▸ **EXERCISE DESCRIPTION**: Once every line in the data below has been checked for "name", give the number of lines that hold it, and only that.

▸ **DATASET**:
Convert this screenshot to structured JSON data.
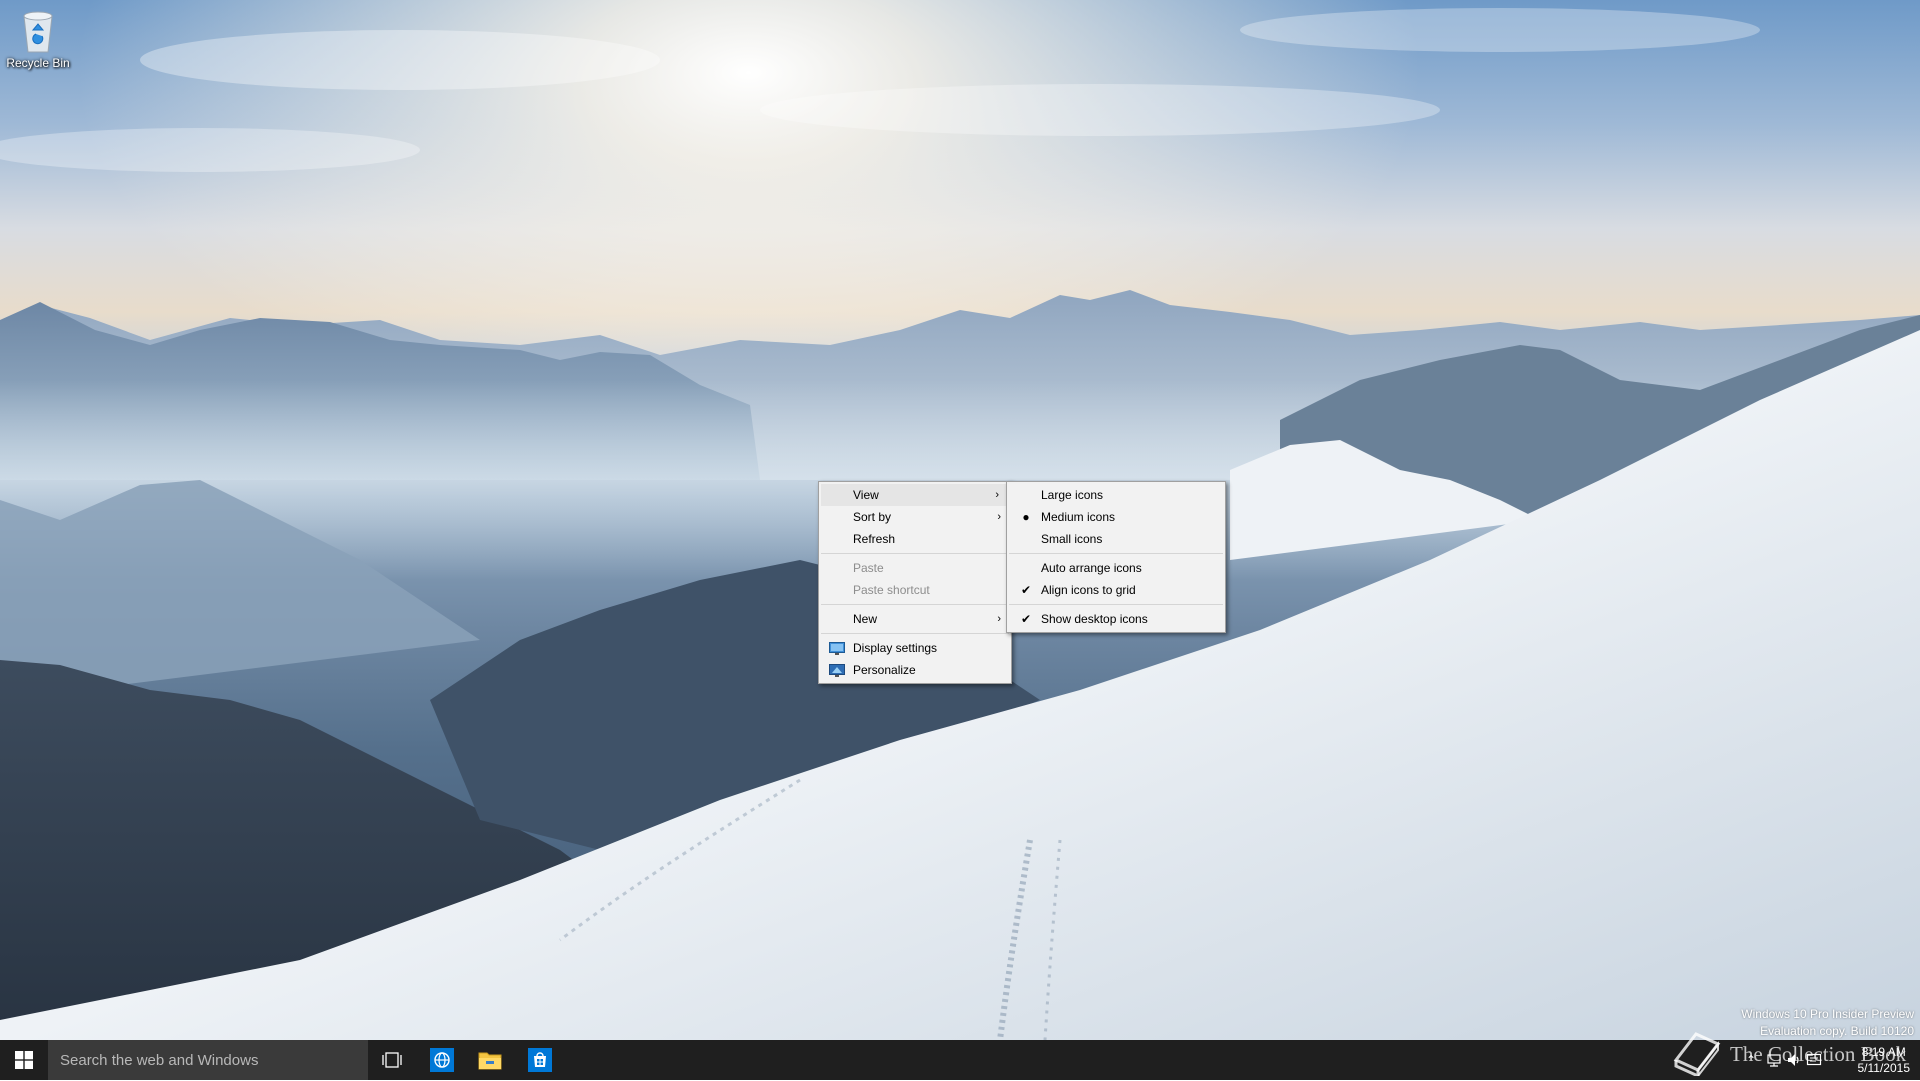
{
  "desktop": {
    "icons": [
      {
        "label": "Recycle Bin",
        "icon": "recycle-bin-icon"
      }
    ]
  },
  "context_menu": {
    "items": [
      {
        "label": "View",
        "has_submenu": true,
        "highlighted": true
      },
      {
        "label": "Sort by",
        "has_submenu": true
      },
      {
        "label": "Refresh"
      },
      {
        "label": "Paste",
        "disabled": true
      },
      {
        "label": "Paste shortcut",
        "disabled": true
      },
      {
        "label": "New",
        "has_submenu": true
      },
      {
        "label": "Display settings",
        "icon": "display-settings-icon"
      },
      {
        "label": "Personalize",
        "icon": "personalize-icon"
      }
    ]
  },
  "view_submenu": {
    "items": [
      {
        "label": "Large icons"
      },
      {
        "label": "Medium icons",
        "mark": "bullet"
      },
      {
        "label": "Small icons"
      },
      {
        "label": "Auto arrange icons"
      },
      {
        "label": "Align icons to grid",
        "mark": "check"
      },
      {
        "label": "Show desktop icons",
        "mark": "check"
      }
    ],
    "marks": {
      "bullet": "●",
      "check": "✔"
    }
  },
  "watermark": {
    "line1": "Windows 10 Pro Insider Preview",
    "line2": "Evaluation copy. Build 10120"
  },
  "taskbar": {
    "search_placeholder": "Search the web and Windows",
    "pinned": [
      {
        "name": "task-view",
        "icon": "task-view-icon"
      },
      {
        "name": "edge",
        "icon": "browser-icon"
      },
      {
        "name": "file-explorer",
        "icon": "folder-icon"
      },
      {
        "name": "store",
        "icon": "store-icon"
      }
    ],
    "clock": {
      "time": "8:19 AM",
      "date": "5/11/2015"
    },
    "brand": "The Collection Book"
  },
  "colors": {
    "taskbar_bg": "#1f1f1f",
    "search_bg": "#3a3a3a",
    "menu_bg": "#f2f2f2",
    "menu_highlight": "#e5e5e5",
    "accent": "#0078d7"
  }
}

▸ **RESPONSE TO THIS TASK**: 4